Available records section start
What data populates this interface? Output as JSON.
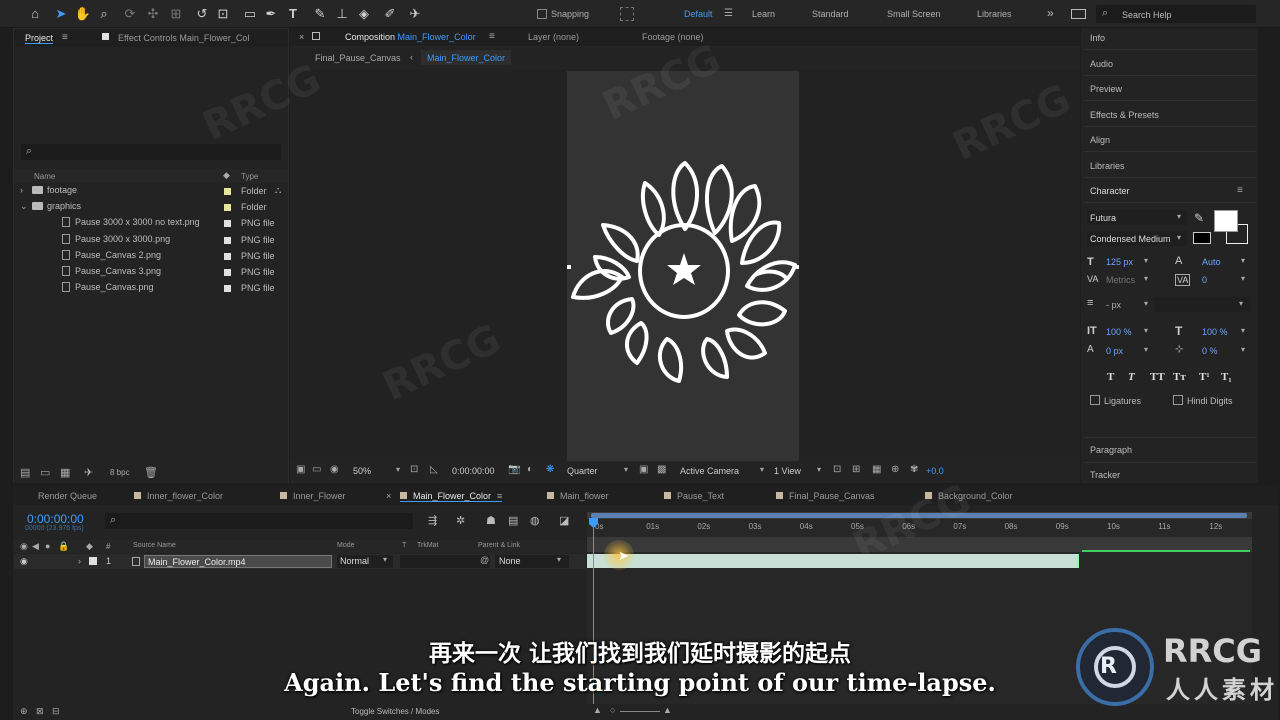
{
  "toolbar": {
    "snapping_label": "Snapping",
    "workspaces": [
      "Default",
      "Learn",
      "Standard",
      "Small Screen",
      "Libraries"
    ],
    "active_workspace": "Default",
    "search_placeholder": "Search Help",
    "tool_icons": [
      "home-icon",
      "selection-icon",
      "hand-icon",
      "zoom-icon",
      "rotate-icon",
      "camera-orbit-icon",
      "pan-behind-icon",
      "rectangle-icon",
      "pen-icon",
      "type-icon",
      "brush-icon",
      "clone-stamp-icon",
      "eraser-icon",
      "roto-brush-icon",
      "puppet-icon"
    ]
  },
  "project_panel": {
    "tab_label": "Project",
    "effect_controls_tab": "Effect Controls Main_Flower_Col",
    "col_name": "Name",
    "col_type": "Type",
    "items": [
      {
        "name": "footage",
        "type": "Folder",
        "kind": "folder",
        "color": "#e6e6a0"
      },
      {
        "name": "graphics",
        "type": "Folder",
        "kind": "folder",
        "color": "#e6e6a0"
      },
      {
        "name": "Pause 3000 x 3000 no text.png",
        "type": "PNG file",
        "kind": "file",
        "color": "#e0e0e0"
      },
      {
        "name": "Pause 3000 x 3000.png",
        "type": "PNG file",
        "kind": "file",
        "color": "#e0e0e0"
      },
      {
        "name": "Pause_Canvas 2.png",
        "type": "PNG file",
        "kind": "file",
        "color": "#e0e0e0"
      },
      {
        "name": "Pause_Canvas 3.png",
        "type": "PNG file",
        "kind": "file",
        "color": "#e0e0e0"
      },
      {
        "name": "Pause_Canvas.png",
        "type": "PNG file",
        "kind": "file",
        "color": "#e0e0e0"
      }
    ],
    "bpc": "8 bpc"
  },
  "composition_panel": {
    "tab_prefix": "Composition",
    "tab_name": "Main_Flower_Color",
    "layer_tab": "Layer (none)",
    "footage_tab": "Footage (none)",
    "breadcrumb": [
      "Final_Pause_Canvas",
      "Main_Flower_Color"
    ],
    "zoom": "50%",
    "timecode": "0:00:00:00",
    "resolution": "Quarter",
    "camera": "Active Camera",
    "views": "1 View",
    "exposure": "+0.0"
  },
  "right_panel": {
    "items": [
      "Info",
      "Audio",
      "Preview",
      "Effects & Presets",
      "Align",
      "Libraries"
    ],
    "character": {
      "title": "Character",
      "font": "Futura",
      "style": "Condensed Medium",
      "size": "125 px",
      "leading": "Auto",
      "kerning": "Metrics",
      "tracking": "0",
      "stroke": "- px",
      "vscale": "100 %",
      "hscale": "100 %",
      "baseline": "0 px",
      "tsume": "0 %",
      "ligatures": "Ligatures",
      "hindi_digits": "Hindi Digits",
      "style_buttons": [
        "T",
        "T",
        "TT",
        "Tт",
        "T¹",
        "T₁"
      ]
    },
    "paragraph": "Paragraph",
    "tracker": "Tracker"
  },
  "timeline": {
    "tabs": [
      {
        "label": "Render Queue",
        "color": null
      },
      {
        "label": "Inner_flower_Color",
        "color": "#c9b8a0"
      },
      {
        "label": "Inner_Flower",
        "color": "#c9b8a0"
      },
      {
        "label": "Main_Flower_Color",
        "color": "#c9b8a0",
        "active": true
      },
      {
        "label": "Main_flower",
        "color": "#c9b8a0"
      },
      {
        "label": "Pause_Text",
        "color": "#c9b8a0"
      },
      {
        "label": "Final_Pause_Canvas",
        "color": "#c9b8a0"
      },
      {
        "label": "Background_Color",
        "color": "#c9b8a0"
      }
    ],
    "current_time": "0:00:00:00",
    "fps": "00000 (23.976 fps)",
    "columns": {
      "source_name": "Source Name",
      "mode": "Mode",
      "t": "T",
      "trkmat": "TrkMat",
      "parent": "Parent & Link"
    },
    "layer": {
      "index": "1",
      "name": "Main_Flower_Color.mp4",
      "mode": "Normal",
      "parent": "None"
    },
    "ruler": [
      "0s",
      "01s",
      "02s",
      "03s",
      "04s",
      "05s",
      "06s",
      "07s",
      "08s",
      "09s",
      "10s",
      "11s",
      "12s"
    ],
    "toggle_label": "Toggle Switches / Modes"
  },
  "subtitles": {
    "cn": "再来一次 让我们找到我们延时摄影的起点",
    "en": "Again. Let's find the starting point of our time-lapse."
  },
  "watermark": {
    "logo_text": "RRCG",
    "logo_sub": "人人素材"
  }
}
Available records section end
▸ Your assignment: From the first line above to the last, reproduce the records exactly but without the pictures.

▸ Solution for this exercise:
What data populates this interface? Output as JSON.
{
  "toolbar": {
    "snapping_label": "Snapping",
    "workspaces": [
      "Default",
      "Learn",
      "Standard",
      "Small Screen",
      "Libraries"
    ],
    "active_workspace": "Default",
    "search_placeholder": "Search Help",
    "tool_icons": [
      "home-icon",
      "selection-icon",
      "hand-icon",
      "zoom-icon",
      "rotate-icon",
      "camera-orbit-icon",
      "pan-behind-icon",
      "rectangle-icon",
      "pen-icon",
      "type-icon",
      "brush-icon",
      "clone-stamp-icon",
      "eraser-icon",
      "roto-brush-icon",
      "puppet-icon"
    ]
  },
  "project_panel": {
    "tab_label": "Project",
    "effect_controls_tab": "Effect Controls Main_Flower_Col",
    "col_name": "Name",
    "col_type": "Type",
    "items": [
      {
        "name": "footage",
        "type": "Folder",
        "kind": "folder",
        "color": "#e6e6a0"
      },
      {
        "name": "graphics",
        "type": "Folder",
        "kind": "folder",
        "color": "#e6e6a0"
      },
      {
        "name": "Pause 3000 x 3000 no text.png",
        "type": "PNG file",
        "kind": "file",
        "color": "#e0e0e0"
      },
      {
        "name": "Pause 3000 x 3000.png",
        "type": "PNG file",
        "kind": "file",
        "color": "#e0e0e0"
      },
      {
        "name": "Pause_Canvas 2.png",
        "type": "PNG file",
        "kind": "file",
        "color": "#e0e0e0"
      },
      {
        "name": "Pause_Canvas 3.png",
        "type": "PNG file",
        "kind": "file",
        "color": "#e0e0e0"
      },
      {
        "name": "Pause_Canvas.png",
        "type": "PNG file",
        "kind": "file",
        "color": "#e0e0e0"
      }
    ],
    "bpc": "8 bpc"
  },
  "composition_panel": {
    "tab_prefix": "Composition",
    "tab_name": "Main_Flower_Color",
    "layer_tab": "Layer (none)",
    "footage_tab": "Footage (none)",
    "breadcrumb": [
      "Final_Pause_Canvas",
      "Main_Flower_Color"
    ],
    "zoom": "50%",
    "timecode": "0:00:00:00",
    "resolution": "Quarter",
    "camera": "Active Camera",
    "views": "1 View",
    "exposure": "+0.0"
  },
  "right_panel": {
    "items": [
      "Info",
      "Audio",
      "Preview",
      "Effects & Presets",
      "Align",
      "Libraries"
    ],
    "character": {
      "title": "Character",
      "font": "Futura",
      "style": "Condensed Medium",
      "size": "125 px",
      "leading": "Auto",
      "kerning": "Metrics",
      "tracking": "0",
      "stroke": "- px",
      "vscale": "100 %",
      "hscale": "100 %",
      "baseline": "0 px",
      "tsume": "0 %",
      "ligatures": "Ligatures",
      "hindi_digits": "Hindi Digits",
      "style_buttons": [
        "T",
        "T",
        "TT",
        "Tт",
        "T¹",
        "T₁"
      ]
    },
    "paragraph": "Paragraph",
    "tracker": "Tracker"
  },
  "timeline": {
    "tabs": [
      {
        "label": "Render Queue",
        "color": null
      },
      {
        "label": "Inner_flower_Color",
        "color": "#c9b8a0"
      },
      {
        "label": "Inner_Flower",
        "color": "#c9b8a0"
      },
      {
        "label": "Main_Flower_Color",
        "color": "#c9b8a0",
        "active": true
      },
      {
        "label": "Main_flower",
        "color": "#c9b8a0"
      },
      {
        "label": "Pause_Text",
        "color": "#c9b8a0"
      },
      {
        "label": "Final_Pause_Canvas",
        "color": "#c9b8a0"
      },
      {
        "label": "Background_Color",
        "color": "#c9b8a0"
      }
    ],
    "current_time": "0:00:00:00",
    "fps": "00000 (23.976 fps)",
    "columns": {
      "source_name": "Source Name",
      "mode": "Mode",
      "t": "T",
      "trkmat": "TrkMat",
      "parent": "Parent & Link"
    },
    "layer": {
      "index": "1",
      "name": "Main_Flower_Color.mp4",
      "mode": "Normal",
      "parent": "None"
    },
    "ruler": [
      "0s",
      "01s",
      "02s",
      "03s",
      "04s",
      "05s",
      "06s",
      "07s",
      "08s",
      "09s",
      "10s",
      "11s",
      "12s"
    ],
    "toggle_label": "Toggle Switches / Modes"
  },
  "subtitles": {
    "cn": "再来一次 让我们找到我们延时摄影的起点",
    "en": "Again. Let's find the starting point of our time-lapse."
  },
  "watermark": {
    "logo_text": "RRCG",
    "logo_sub": "人人素材"
  }
}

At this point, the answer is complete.